Eat Clean: Sugary oily foods (fast foods) taste great but make you feel terrible. You also know that they are bad for you so you feel guilty. Eating well makes you feel better.
Control: Organise your room. Go somewhere you want to (ideally under your own power like walking or cycling). You have so much freedom and power. Remind yourself of this by using it.
Breathe: Slow your breathing. Count four on the way in, hold for four, count four on the way out, hold for four, repeat until you don’t remember how long you’ve been trying this.
Mindfulness: Take some time to practice mindfulness (this is a skill that I can’t explain in a couple sentences, but I’d recommend trying the free sessions on Headspace).
Unplug: Go offline. You don’t need technology to survive. Switch off. Leave smart devices behind. Even leave your watch behind to lose track of time. Just be.

Purdue Pharma

On Monday Purdue Pharma filed for bankruptcy. Opiates are incredibly useful and powerful drugs, but are also addictive.
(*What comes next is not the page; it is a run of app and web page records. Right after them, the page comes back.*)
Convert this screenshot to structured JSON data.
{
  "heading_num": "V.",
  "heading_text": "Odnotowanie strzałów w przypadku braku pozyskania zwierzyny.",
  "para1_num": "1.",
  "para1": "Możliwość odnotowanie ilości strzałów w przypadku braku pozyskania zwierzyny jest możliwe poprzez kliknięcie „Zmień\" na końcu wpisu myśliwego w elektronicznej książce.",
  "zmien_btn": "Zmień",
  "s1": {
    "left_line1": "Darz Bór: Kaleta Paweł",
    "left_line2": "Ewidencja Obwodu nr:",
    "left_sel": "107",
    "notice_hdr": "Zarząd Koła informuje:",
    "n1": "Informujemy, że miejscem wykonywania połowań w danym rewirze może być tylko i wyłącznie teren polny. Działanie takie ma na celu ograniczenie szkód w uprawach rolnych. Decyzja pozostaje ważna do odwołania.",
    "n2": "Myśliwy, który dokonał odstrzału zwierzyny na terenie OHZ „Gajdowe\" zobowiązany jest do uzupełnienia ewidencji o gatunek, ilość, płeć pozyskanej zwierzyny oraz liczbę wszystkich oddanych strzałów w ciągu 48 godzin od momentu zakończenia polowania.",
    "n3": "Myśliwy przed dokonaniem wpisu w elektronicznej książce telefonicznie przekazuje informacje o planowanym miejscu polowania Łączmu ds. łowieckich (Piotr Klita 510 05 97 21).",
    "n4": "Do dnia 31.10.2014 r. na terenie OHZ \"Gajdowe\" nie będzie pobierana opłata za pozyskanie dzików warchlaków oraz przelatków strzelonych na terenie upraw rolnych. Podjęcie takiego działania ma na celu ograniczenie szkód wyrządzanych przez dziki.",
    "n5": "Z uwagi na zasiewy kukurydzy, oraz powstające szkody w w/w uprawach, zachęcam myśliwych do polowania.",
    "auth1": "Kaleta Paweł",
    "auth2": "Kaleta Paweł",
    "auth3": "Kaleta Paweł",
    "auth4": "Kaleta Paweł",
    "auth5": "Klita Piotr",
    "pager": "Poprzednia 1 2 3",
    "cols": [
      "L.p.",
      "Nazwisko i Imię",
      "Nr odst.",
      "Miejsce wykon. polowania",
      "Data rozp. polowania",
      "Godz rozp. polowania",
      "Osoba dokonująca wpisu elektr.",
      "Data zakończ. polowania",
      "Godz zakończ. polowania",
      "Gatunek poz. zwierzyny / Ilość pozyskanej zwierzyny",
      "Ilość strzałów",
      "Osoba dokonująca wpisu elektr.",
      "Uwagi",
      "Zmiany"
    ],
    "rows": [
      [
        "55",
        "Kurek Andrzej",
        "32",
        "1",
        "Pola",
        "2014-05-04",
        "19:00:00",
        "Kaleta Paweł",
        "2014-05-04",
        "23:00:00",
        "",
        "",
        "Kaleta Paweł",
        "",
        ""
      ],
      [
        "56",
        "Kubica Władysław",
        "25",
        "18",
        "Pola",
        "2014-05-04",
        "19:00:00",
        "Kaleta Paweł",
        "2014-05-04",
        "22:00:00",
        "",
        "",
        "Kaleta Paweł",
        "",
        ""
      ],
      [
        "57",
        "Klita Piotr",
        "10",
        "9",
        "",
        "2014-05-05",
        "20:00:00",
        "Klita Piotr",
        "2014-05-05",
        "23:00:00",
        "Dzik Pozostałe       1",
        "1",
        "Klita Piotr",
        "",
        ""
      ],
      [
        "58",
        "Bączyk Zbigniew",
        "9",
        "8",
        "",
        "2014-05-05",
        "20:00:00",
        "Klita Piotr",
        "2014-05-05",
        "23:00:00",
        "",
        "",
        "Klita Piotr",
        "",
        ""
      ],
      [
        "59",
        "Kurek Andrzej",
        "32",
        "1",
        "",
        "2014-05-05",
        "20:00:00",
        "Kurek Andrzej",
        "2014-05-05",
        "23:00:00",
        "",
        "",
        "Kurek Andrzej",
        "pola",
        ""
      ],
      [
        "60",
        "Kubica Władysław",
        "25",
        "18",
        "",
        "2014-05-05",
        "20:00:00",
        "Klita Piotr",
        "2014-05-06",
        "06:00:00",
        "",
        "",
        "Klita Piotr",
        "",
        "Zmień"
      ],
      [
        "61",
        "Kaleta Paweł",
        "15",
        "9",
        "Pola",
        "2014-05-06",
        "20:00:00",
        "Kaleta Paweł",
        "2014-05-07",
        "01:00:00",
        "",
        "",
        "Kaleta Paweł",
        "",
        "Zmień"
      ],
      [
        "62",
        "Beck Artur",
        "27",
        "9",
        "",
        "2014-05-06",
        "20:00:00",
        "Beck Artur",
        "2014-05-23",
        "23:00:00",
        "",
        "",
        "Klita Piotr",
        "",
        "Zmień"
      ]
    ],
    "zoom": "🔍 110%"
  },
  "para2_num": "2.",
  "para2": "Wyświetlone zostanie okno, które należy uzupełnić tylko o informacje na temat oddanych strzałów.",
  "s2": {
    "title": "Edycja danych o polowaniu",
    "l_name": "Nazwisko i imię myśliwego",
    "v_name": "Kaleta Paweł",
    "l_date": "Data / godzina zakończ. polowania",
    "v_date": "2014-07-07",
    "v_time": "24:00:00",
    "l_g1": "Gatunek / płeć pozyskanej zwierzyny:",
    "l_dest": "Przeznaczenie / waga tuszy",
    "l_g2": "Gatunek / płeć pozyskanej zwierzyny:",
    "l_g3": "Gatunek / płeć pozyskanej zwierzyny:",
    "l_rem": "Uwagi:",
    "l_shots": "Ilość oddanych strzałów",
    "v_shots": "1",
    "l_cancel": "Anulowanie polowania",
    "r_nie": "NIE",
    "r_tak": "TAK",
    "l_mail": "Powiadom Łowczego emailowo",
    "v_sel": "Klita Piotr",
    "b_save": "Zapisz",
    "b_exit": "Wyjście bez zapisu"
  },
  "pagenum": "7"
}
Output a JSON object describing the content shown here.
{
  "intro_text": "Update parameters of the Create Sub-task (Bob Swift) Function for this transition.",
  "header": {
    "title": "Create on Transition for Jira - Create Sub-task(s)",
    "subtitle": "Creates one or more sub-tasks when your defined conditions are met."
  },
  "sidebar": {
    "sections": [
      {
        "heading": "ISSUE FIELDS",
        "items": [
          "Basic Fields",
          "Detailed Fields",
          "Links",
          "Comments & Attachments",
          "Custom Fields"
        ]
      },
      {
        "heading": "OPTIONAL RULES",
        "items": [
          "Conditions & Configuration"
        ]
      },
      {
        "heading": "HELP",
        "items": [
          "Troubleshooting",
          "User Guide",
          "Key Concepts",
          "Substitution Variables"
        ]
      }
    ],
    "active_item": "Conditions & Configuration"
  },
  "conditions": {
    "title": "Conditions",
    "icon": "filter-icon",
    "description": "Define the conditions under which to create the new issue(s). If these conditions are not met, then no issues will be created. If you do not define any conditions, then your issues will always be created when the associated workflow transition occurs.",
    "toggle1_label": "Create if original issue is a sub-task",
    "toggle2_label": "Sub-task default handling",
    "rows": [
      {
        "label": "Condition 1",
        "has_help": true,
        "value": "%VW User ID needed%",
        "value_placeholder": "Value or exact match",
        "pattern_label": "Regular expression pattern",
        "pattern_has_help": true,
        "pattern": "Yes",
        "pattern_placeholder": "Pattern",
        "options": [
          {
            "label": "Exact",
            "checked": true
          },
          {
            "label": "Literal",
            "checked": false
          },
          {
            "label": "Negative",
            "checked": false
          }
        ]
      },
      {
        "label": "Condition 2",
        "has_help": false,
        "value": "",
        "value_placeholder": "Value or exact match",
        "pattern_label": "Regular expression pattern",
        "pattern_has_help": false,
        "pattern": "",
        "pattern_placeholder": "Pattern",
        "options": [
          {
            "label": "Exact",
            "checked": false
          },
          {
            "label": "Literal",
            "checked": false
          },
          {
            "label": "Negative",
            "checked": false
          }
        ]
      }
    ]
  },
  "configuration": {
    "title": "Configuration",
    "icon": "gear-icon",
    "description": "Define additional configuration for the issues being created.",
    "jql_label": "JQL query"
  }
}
The US over prescribed them, peaking at 81.2 prescriptions per 100 persons in 2010-2012. Those prescriptions and subsequent addictions and addiction related deaths are linked to the marketing of OxyContin in many lawsuits against Purdue Pharma. For a humorous take on a dire situation, see John Oliver (April 2019).

Quirks of Academia

A high school student in Australia recently published in a mathematics journal, and it made the news. I have read some slightly bitter comments along the lines of “so what”. There is a lot of pressure inside academia to publish papers (a metric of performance) and seeing a relatively simple result gain media coverage can inspire envy.

Tumbling down the rabbit hole led me to this (now defunct) blog, poking fun at Mary M Tai’s paper and claim to have developed a new method for finding the area under curves. That method may actually be over 2000 years old. That paper has 363 citations today (another metric of academic performance). I found this funny.

Photo from the Week

Some late nights in the lab have let me share runs with the wildlife of Oxford.